▶ **Problem**: Repeat the listing that follows without a single change.

*** Opening Listed entries ***

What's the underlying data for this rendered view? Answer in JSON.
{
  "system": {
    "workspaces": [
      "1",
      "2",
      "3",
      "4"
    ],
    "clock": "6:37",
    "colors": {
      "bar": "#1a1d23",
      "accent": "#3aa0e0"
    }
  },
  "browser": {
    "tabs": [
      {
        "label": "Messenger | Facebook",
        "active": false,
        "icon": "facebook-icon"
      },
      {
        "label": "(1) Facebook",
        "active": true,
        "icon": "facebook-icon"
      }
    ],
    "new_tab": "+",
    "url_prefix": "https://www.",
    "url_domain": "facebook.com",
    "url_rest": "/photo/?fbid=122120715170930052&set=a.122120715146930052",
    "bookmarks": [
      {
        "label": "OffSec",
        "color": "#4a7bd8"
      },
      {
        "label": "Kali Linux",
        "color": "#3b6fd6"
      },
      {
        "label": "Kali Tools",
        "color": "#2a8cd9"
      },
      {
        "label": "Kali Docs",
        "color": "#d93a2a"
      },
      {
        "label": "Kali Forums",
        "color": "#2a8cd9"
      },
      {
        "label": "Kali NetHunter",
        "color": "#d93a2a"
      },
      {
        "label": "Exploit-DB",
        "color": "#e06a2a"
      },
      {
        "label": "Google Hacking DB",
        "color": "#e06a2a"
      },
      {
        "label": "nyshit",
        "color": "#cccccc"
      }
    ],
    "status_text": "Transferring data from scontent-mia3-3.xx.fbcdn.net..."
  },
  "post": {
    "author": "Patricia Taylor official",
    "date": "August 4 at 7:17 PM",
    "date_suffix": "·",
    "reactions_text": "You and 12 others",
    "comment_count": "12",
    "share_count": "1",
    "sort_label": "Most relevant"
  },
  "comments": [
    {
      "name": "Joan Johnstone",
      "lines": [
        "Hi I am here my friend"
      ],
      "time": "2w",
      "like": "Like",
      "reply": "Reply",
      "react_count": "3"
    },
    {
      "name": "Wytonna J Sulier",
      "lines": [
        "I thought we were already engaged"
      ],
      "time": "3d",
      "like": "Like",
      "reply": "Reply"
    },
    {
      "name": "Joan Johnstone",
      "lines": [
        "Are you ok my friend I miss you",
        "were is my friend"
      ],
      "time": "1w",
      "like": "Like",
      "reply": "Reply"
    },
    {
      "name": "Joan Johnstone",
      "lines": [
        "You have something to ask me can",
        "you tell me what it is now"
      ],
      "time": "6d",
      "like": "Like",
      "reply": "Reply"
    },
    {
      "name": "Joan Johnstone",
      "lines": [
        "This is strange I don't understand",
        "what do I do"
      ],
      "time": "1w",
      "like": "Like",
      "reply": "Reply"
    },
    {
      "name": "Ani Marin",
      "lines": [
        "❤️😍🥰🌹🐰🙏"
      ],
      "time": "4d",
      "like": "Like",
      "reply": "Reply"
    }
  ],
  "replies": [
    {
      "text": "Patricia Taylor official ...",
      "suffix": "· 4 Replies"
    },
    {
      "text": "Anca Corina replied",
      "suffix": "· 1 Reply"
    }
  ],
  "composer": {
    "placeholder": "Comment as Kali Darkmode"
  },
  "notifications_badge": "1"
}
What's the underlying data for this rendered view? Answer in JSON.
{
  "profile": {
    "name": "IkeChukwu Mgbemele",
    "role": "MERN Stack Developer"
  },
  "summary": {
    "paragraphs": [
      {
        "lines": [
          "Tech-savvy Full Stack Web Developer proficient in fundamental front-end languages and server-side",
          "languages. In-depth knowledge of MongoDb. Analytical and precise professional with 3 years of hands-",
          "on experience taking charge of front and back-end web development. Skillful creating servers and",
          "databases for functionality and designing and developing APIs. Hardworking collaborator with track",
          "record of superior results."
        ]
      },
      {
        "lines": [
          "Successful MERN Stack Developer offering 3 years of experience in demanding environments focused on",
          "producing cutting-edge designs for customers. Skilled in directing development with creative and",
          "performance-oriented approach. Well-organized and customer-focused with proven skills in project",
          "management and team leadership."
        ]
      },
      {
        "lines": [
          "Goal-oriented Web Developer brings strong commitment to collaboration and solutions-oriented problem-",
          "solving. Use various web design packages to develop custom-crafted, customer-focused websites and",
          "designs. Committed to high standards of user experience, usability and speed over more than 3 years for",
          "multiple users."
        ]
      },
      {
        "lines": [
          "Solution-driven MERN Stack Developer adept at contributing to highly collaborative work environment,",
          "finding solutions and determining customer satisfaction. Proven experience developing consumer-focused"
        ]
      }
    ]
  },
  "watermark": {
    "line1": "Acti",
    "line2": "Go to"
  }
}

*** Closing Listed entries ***

▶ **Exercise output**:
What's the underlying data for this rendered view? Answer in JSON.
{
  "system": {
    "workspaces": [
      "1",
      "2",
      "3",
      "4"
    ],
    "clock": "6:37",
    "colors": {
      "bar": "#1a1d23",
      "accent": "#3aa0e0"
    }
  },
  "browser": {
    "tabs": [
      {
        "label": "Messenger | Facebook",
        "active": false,
        "icon": "facebook-icon"
      },
      {
        "label": "(1) Facebook",
        "active": true,
        "icon": "facebook-icon"
      }
    ],
    "new_tab": "+",
    "url_prefix": "https://www.",
    "url_domain": "facebook.com",
    "url_rest": "/photo/?fbid=122120715170930052&set=a.122120715146930052",
    "bookmarks": [
      {
        "label": "OffSec",
        "color": "#4a7bd8"
      },
      {
        "label": "Kali Linux",
        "color": "#3b6fd6"
      },
      {
        "label": "Kali Tools",
        "color": "#2a8cd9"
      },
      {
        "label": "Kali Docs",
        "color": "#d93a2a"
      },
      {
        "label": "Kali Forums",
        "color": "#2a8cd9"
      },
      {
        "label": "Kali NetHunter",
        "color": "#d93a2a"
      },
      {
        "label": "Exploit-DB",
        "color": "#e06a2a"
      },
      {
        "label": "Google Hacking DB",
        "color": "#e06a2a"
      },
      {
        "label": "nyshit",
        "color": "#cccccc"
      }
    ],
    "status_text": "Transferring data from scontent-mia3-3.xx.fbcdn.net..."
  },
  "post": {
    "author": "Patricia Taylor official",
    "date": "August 4 at 7:17 PM",
    "date_suffix": "·",
    "reactions_text": "You and 12 others",
    "comment_count": "12",
    "share_count": "1",
    "sort_label": "Most relevant"
  },
  "comments": [
    {
      "name": "Joan Johnstone",
      "lines": [
        "Hi I am here my friend"
      ],
      "time": "2w",
      "like": "Like",
      "reply": "Reply",
      "react_count": "3"
    },
    {
      "name": "Wytonna J Sulier",
      "lines": [
        "I thought we were already engaged"
      ],
      "time": "3d",
      "like": "Like",
      "reply": "Reply"
    },
    {
      "name": "Joan Johnstone",
      "lines": [
        "Are you ok my friend I miss you",
        "were is my friend"
      ],
      "time": "1w",
      "like": "Like",
      "reply": "Reply"
    },
    {
      "name": "Joan Johnstone",
      "lines": [
        "You have something to ask me can",
        "you tell me what it is now"
      ],
      "time": "6d",
      "like": "Like",
      "reply": "Reply"
    },
    {
      "name": "Joan Johnstone",
      "lines": [
        "This is strange I don't understand",
        "what do I do"
      ],
      "time": "1w",
      "like": "Like",
      "reply": "Reply"
    },
    {
      "name": "Ani Marin",
      "lines": [
        "❤️😍🥰🌹🐰🙏"
      ],
      "time": "4d",
      "like": "Like",
      "reply": "Reply"
    }
  ],
  "replies": [
    {
      "text": "Patricia Taylor official ...",
      "suffix": "· 4 Replies"
    },
    {
      "text": "Anca Corina replied",
      "suffix": "· 1 Reply"
    }
  ],
  "composer": {
    "placeholder": "Comment as Kali Darkmode"
  },
  "notifications_badge": "1"
}
What's the underlying data for this rendered view? Answer in JSON.
{
  "profile": {
    "name": "IkeChukwu Mgbemele",
    "role": "MERN Stack Developer"
  },
  "summary": {
    "paragraphs": [
      {
        "lines": [
          "Tech-savvy Full Stack Web Developer proficient in fundamental front-end languages and server-side",
          "languages. In-depth knowledge of MongoDb. Analytical and precise professional with 3 years of hands-",
          "on experience taking charge of front and back-end web development. Skillful creating servers and",
          "databases for functionality and designing and developing APIs. Hardworking collaborator with track",
          "record of superior results."
        ]
      },
      {
        "lines": [
          "Successful MERN Stack Developer offering 3 years of experience in demanding environments focused on",
          "producing cutting-edge designs for customers. Skilled in directing development with creative and",
          "performance-oriented approach. Well-organized and customer-focused with proven skills in project",
          "management and team leadership."
        ]
      },
      {
        "lines": [
          "Goal-oriented Web Developer brings strong commitment to collaboration and solutions-oriented problem-",
          "solving. Use various web design packages to develop custom-crafted, customer-focused websites and",
          "designs. Committed to high standards of user experience, usability and speed over more than 3 years for",
          "multiple users."
        ]
      },
      {
        "lines": [
          "Solution-driven MERN Stack Developer adept at contributing to highly collaborative work environment,",
          "finding solutions and determining customer satisfaction. Proven experience developing consumer-focused"
        ]
      }
    ]
  },
  "watermark": {
    "line1": "Acti",
    "line2": "Go to"
  }
}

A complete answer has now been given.